Despite dozens of arrests and security crackdowns, the protests have repeatedly flared up.
The reports from Qom could not be verified independently because foreign media were banned from reporting directly on protests and were told not to travel to Qom for Montazeri’s funeral, which took place earlier on Monday.
A reformist website, Kaleme, said Mousavi’s car was attacked while he was returning to Tehran from the funeral and the car’s back window was smashed in the attack.
“On the way back from Qom to Tehran before noon ... a group of plainclothes men riding motorcycles attacked the car carrying Mousavi, as a consequence of which one member of Mousavi’s entourage was injured,” Kaleme said.
“One of the assailants shattered the back window of the car carrying Mousavi,” Kaleme said, adding that one of the attackers was also injured in the incident.
Earlier, violence flared when security forces around Montazeri’s house clashed with stone-throwing protesters, the reformist website Norooz said. There was no official comment.
The moderate Parlemannews website cited “information received” of shots fired in the air near Qom’s main shrine and also of the use of tear gas, without giving details.
Pictures obtained by Reuters showed scuffles apparently between government and opposition supporters.
The reformist website Jaras said hundreds of thousands of people joined a procession for Montazeri.
“Innocent Montazeri, your path will be continued even if the dictator should rain bullets on our heads,” the crowd chanted.
The Ayande website estimated the number of people attending the funeral ceremony at tens of thousands.
Iran’s internal unrest, highlighted by Montazeri’s arguments that the leadership had lost its legitimacy, has complicated the dispute over the Iranian nuclear program, which the West believes may have military ends, not just civilian purposes.
Opposition leaders Mousavi and Mehdi Karoubi were photographed paying their condolences at Montazeri’s house. Reformist websites said security forces arrested some opposition supporters trying to reach Qom and turned others away.
The cleric’s death occurred in the tense run-up to Ashura, a politically laden Shi’ite religious commemoration that offers the opposition another opportunity to show its strength.
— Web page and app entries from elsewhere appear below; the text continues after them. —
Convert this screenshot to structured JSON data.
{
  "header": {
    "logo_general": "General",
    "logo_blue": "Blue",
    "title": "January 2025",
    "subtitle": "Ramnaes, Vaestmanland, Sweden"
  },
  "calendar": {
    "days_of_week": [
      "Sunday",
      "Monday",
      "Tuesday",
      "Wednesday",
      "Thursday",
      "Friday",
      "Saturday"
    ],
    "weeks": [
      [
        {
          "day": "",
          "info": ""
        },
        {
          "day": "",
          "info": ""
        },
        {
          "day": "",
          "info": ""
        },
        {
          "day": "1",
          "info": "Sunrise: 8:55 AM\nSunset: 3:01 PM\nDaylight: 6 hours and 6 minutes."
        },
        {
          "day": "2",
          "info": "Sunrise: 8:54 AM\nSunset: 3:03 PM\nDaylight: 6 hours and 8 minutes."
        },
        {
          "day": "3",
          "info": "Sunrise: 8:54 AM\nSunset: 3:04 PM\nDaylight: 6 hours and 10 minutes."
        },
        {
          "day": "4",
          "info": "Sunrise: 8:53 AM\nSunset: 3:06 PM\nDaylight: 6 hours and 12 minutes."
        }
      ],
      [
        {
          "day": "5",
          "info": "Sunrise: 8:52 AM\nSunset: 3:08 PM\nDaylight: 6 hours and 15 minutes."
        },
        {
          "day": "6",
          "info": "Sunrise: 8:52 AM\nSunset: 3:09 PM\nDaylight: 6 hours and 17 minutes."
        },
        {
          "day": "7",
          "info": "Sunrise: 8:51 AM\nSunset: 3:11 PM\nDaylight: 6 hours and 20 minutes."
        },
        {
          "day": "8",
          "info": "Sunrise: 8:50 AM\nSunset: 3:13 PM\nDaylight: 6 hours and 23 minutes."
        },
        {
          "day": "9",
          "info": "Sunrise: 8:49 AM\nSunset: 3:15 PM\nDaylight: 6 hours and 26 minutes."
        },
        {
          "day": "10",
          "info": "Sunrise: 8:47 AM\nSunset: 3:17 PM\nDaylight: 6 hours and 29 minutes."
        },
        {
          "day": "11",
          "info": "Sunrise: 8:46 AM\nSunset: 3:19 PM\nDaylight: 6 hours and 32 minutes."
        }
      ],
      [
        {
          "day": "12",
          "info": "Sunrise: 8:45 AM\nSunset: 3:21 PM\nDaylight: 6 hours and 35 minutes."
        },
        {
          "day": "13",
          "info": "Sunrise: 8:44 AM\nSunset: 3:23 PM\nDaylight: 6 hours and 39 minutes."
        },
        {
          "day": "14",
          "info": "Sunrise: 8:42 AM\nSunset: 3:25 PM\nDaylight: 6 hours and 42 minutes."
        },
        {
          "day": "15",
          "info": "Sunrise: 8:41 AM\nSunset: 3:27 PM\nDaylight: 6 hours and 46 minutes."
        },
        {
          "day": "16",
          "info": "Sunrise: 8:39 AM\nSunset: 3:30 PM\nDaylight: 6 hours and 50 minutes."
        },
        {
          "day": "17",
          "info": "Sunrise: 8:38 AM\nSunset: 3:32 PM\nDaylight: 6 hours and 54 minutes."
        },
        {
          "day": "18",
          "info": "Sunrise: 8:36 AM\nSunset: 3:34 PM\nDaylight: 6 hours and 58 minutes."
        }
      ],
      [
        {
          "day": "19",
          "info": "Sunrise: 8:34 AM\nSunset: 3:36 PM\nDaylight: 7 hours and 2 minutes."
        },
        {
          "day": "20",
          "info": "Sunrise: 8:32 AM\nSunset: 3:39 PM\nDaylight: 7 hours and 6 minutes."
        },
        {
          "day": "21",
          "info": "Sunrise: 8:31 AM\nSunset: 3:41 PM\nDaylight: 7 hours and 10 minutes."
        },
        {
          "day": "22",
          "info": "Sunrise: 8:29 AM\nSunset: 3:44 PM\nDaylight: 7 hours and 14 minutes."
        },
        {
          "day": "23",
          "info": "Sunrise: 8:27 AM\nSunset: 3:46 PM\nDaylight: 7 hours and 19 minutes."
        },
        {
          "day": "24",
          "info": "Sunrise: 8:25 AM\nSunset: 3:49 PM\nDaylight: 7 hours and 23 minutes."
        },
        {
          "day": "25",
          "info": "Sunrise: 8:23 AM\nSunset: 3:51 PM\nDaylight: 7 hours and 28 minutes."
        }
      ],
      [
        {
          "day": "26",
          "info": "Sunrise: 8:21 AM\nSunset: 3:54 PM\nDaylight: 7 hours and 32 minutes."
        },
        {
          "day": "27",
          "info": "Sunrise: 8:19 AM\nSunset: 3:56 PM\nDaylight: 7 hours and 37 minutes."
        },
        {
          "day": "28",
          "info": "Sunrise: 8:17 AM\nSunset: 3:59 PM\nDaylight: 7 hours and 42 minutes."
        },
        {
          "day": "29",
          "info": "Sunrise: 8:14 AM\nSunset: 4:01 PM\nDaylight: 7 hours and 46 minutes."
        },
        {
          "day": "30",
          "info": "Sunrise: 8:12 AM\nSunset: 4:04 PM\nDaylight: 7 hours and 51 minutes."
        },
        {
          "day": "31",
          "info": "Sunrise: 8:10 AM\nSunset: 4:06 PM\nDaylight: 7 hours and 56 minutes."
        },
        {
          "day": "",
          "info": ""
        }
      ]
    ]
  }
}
Shouts of “Oh Hossein, Mirhossein” also rose from mourners near Iran’s second holiest shrine, many wearing green wristbands to show support for Mousavi.
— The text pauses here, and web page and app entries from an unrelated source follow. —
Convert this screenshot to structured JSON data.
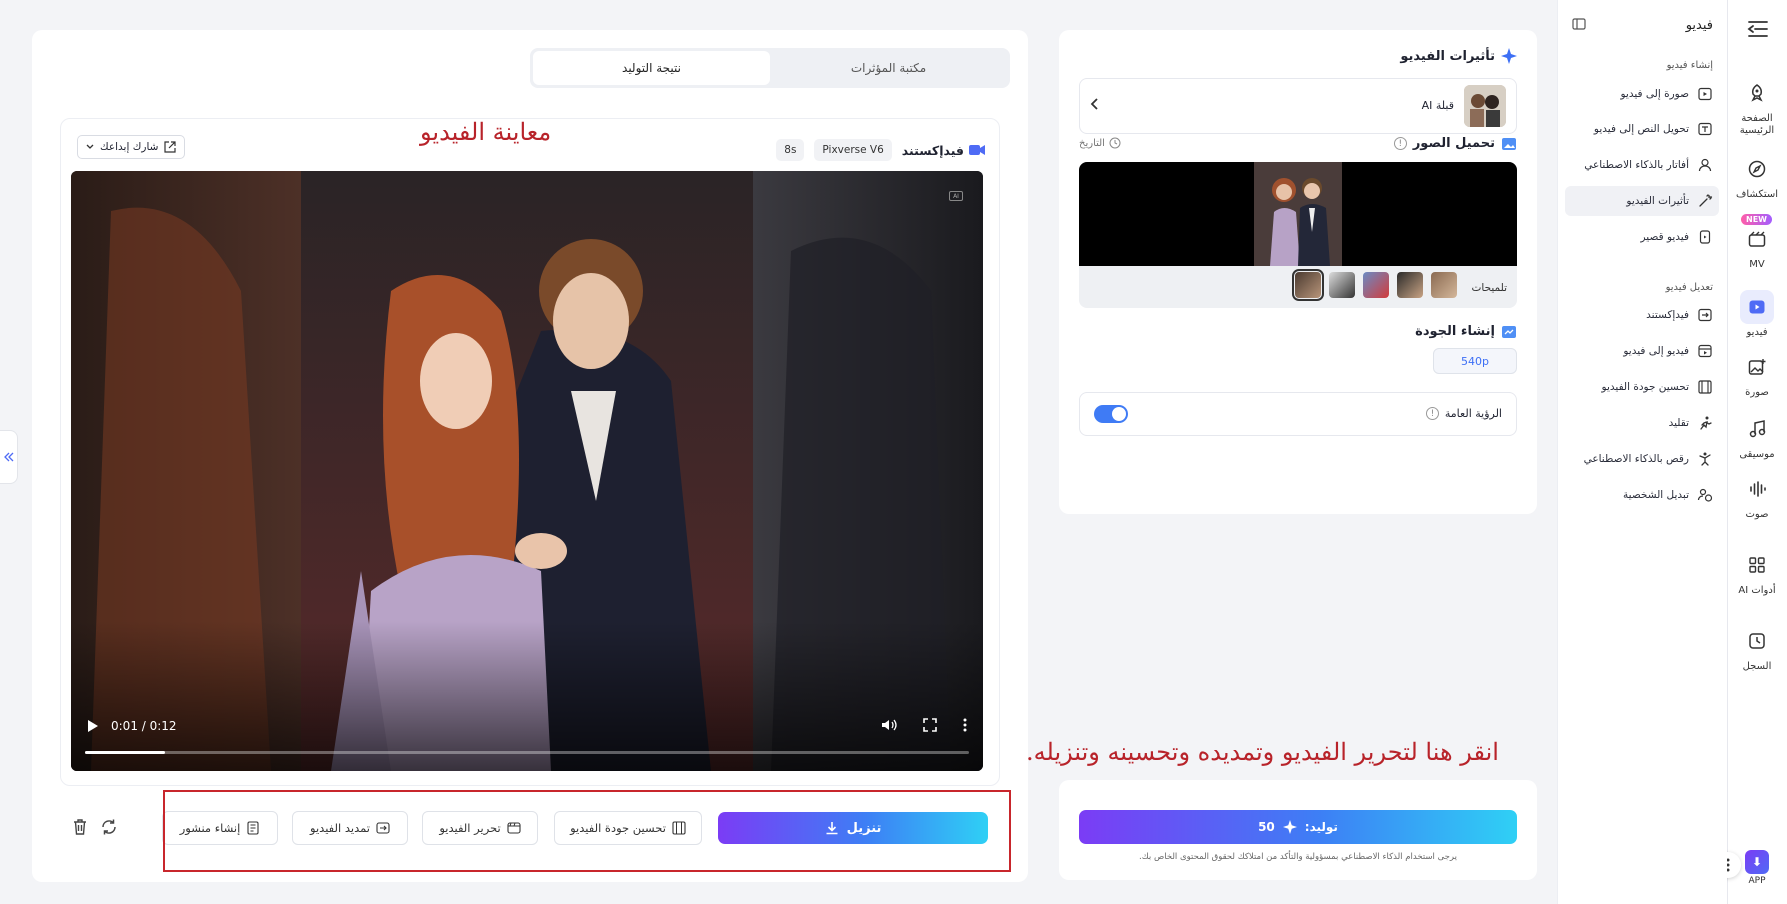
{
  "rail": {
    "items": [
      {
        "label": "الصفحة الرئيسية",
        "icon": "home-rocket-icon"
      },
      {
        "label": "استكشاف",
        "icon": "compass-icon"
      },
      {
        "label": "MV",
        "icon": "mv-icon",
        "badge": "NEW"
      },
      {
        "label": "فيديو",
        "icon": "video-icon"
      },
      {
        "label": "صورة",
        "icon": "image-icon"
      },
      {
        "label": "موسيقى",
        "icon": "music-icon"
      },
      {
        "label": "صوت",
        "icon": "sound-icon"
      },
      {
        "label": "أدوات AI",
        "icon": "tools-icon"
      },
      {
        "label": "السجل",
        "icon": "history-icon"
      }
    ],
    "app_label": "APP"
  },
  "menu": {
    "title": "فيديو",
    "section_create": "إنشاء فيديو",
    "section_edit": "تعديل فيديو",
    "create_items": [
      {
        "label": "صورة إلى فيديو",
        "icon": "image-to-video-icon"
      },
      {
        "label": "تحويل النص إلى فيديو",
        "icon": "text-to-video-icon"
      },
      {
        "label": "أفاتار بالذكاء الاصطناعي",
        "icon": "avatar-icon"
      },
      {
        "label": "تأثيرات الفيديو",
        "icon": "magic-wand-icon"
      },
      {
        "label": "فيديو قصير",
        "icon": "short-video-icon"
      }
    ],
    "edit_items": [
      {
        "label": "فيدإكستند",
        "icon": "extend-icon"
      },
      {
        "label": "فيديو إلى فيديو",
        "icon": "video-to-video-icon"
      },
      {
        "label": "تحسين جودة الفيديو",
        "icon": "upscale-icon"
      },
      {
        "label": "تقليد",
        "icon": "running-icon"
      },
      {
        "label": "رقص بالذكاء الاصطناعي",
        "icon": "dance-icon"
      },
      {
        "label": "تبديل الشخصية",
        "icon": "swap-person-icon"
      }
    ]
  },
  "settings": {
    "effects_title": "تأثيرات الفيديو",
    "effect_selected": "قبلة AI",
    "upload_title": "تحميل الصور",
    "history_label": "التاريخ",
    "hints_label": "تلميحات",
    "quality_title": "إنشاء الجودة",
    "quality_value": "540p",
    "public_label": "الرؤية العامة",
    "public_on": true,
    "generate_label": "توليد:",
    "generate_cost": "50",
    "disclaimer": "يرجى استخدام الذكاء الاصطناعي بمسؤولية والتأكد من امتلاكك لحقوق المحتوى الخاص بك."
  },
  "main": {
    "tabs": [
      {
        "label": "مكتبة المؤثرات",
        "active": false
      },
      {
        "label": "نتيجة التوليد",
        "active": true
      }
    ],
    "result_title": "فيدإكستند",
    "model_chip": "Pixverse V6",
    "duration_chip": "8s",
    "share_label": "شارك إبداعك",
    "video_time": "0:01 / 0:12",
    "video_progress": 0.09,
    "download_label": "تنزيل",
    "actions": [
      "تحسين جودة الفيديو",
      "تحرير الفيديو",
      "تمديد الفيديو",
      "إنشاء منشور"
    ]
  },
  "annotations": {
    "preview": "معاينة الفيديو",
    "hint": "انقر هنا لتحرير الفيديو وتمديده وتحسينه وتنزيله."
  },
  "colors": {
    "accent": "#4f6bf5",
    "annotation": "#b8232a",
    "toggle": "#3f7bf5"
  }
}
Their cries echoed traditional Ashura laments for Hossein, a grandson of the Prophet Mohammad, killed in a 7th-century battle that sealed the schism between Sunni and Shi’ite Muslims.
Ashura, a key occasion in the Islamic Republic’s calendar, will coincide with the seventh day of mourning for Montazeri, making it harder for authorities to keep people off the streets.
Mourners carried pictures of Montazeri and of another Qom-based dissident cleric, Grand Ayatollah Yusuf Sanei.
Supreme Leader Khamenei expressed condolences, but asked God to forgive Montazeri over a “difficult and critical test” that he faced toward the end of Khomeini’s life — making clear that he believed his old rival had failed the test.
Iranian newspapers published no pictures of Montazeri on their front pages, in line with what reformist websites said were orders from the Ministry of Culture and Islamic Guidance.
Khomeini’s grandson, Hassan Khomeini, a cleric, paid tribute to a man who had “spent many years of his honorable life ... advancing the high goals of Islam and the Islamic revolution.”
Human rights activist and Nobel Prize laureate Shirin Ebadi called Montazeri “the father of human rights in Iran.”
President Mahmoud Ahmadinejad’s re-election in a June vote that losing candidates Mousavi and Karoubi said was rigged kindled the biggest unrest in the Islamic Republic’s 30-year history and split the political and clerical establishment.
Writing and additional reporting by Alistair Lyon; Editing by Michael Roddy